Edinburgh-based fund management giant Baillie Gifford, one of Tesla’s biggest shareholders, has claimed that Tesla could be worth more than the $420 a share that founder Elon Musk said he was prepared to offer to take Tesla private in a controversial tweet, according to a report in London newspaper The Times.
Musk announced on Twitter that he was considering taking Tesla private for $420 per share, or roughly $72 billion, in what would be the biggest deal of this kind.
According to The Times report, James Anderson, a leading fund manager at Baillie Gifford, which owns roughly 7.8% of Tesla’s stock, said that while Tesla’s prospects were uncertain, its value was “much higher than $420 a share, probability-adjusted.”
Much of Baillie Gifford’s stake in Tesla is owned through its flagship fund, the Scottish Mortgage Investment Trust, which has made major investments in a number of prominent tech firms.
Baillie Gifford manages £193 billion of assets.
The report said Anderson declined to be drawn further on the merits of Musk’s proposal, saying only that he would like more indication of the funding.
“We’ll take our time to talk and think,” he said.
Musk said Tesla shareholders who wanted to stick with the company if it went private would be able to do so via a private special purpose fund.
However, the report said Anderson suggested that rules preventing some funds owning unlisted securities could be a stumbling block.
“It’s not clear that most of our clients could own [Tesla] privately, though it would be fine for Scottish Mortgage,” Anderson told the newspaper.
Anderson also said he was “not bothered” by the unorthodox way that Musk made his plans known in a tweet rather than a more conventional announcement.
Twitter was a “very public” way of disseminating the information, Anderson said.
Baillie Gifford’s official response to Musk’s announcement was: “As long term shareholders, we will take time to reflect upon this development.”
Anderson has been patient with Musk desite the Tesla founder’s unorthodox methods.
In the last annual report of the Scottish Mortgage Investment Trust, Anderson wrote: “We need to be clear that the ‘production hell’ that Elon Musk spoke of entering has been both more persistent and at a lower circle of hell than we thought likely.

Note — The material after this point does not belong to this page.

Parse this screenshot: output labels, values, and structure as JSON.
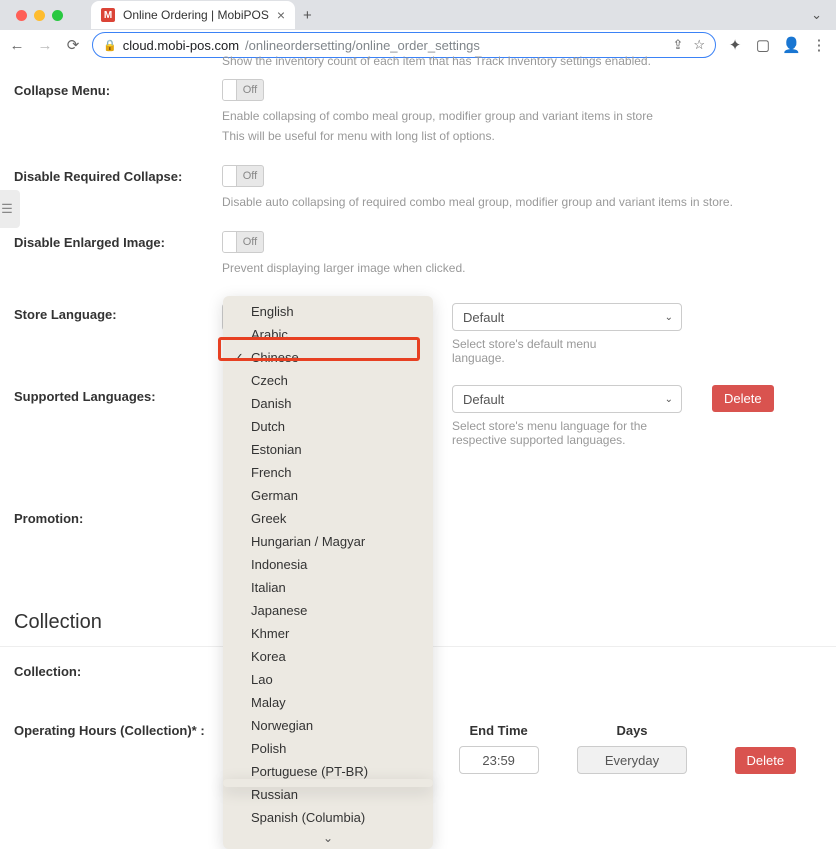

“But we do not believe that it is likely to fundamentally endanger the intense brand loyalty that has been built.
“We still believe that the business model is intact.
“We cannot be certain in these opinions but we think the rewards for shareholders if they prove to be justified considerably outweigh the risks.
“As ever we do not want to interrupt the potential for exponential compounding.
“We therefore believe it appropriate to resist the temptation to give into hysterical headlines and storm of hedge fund criticism that is the daily round at present.
“We intend to endure.”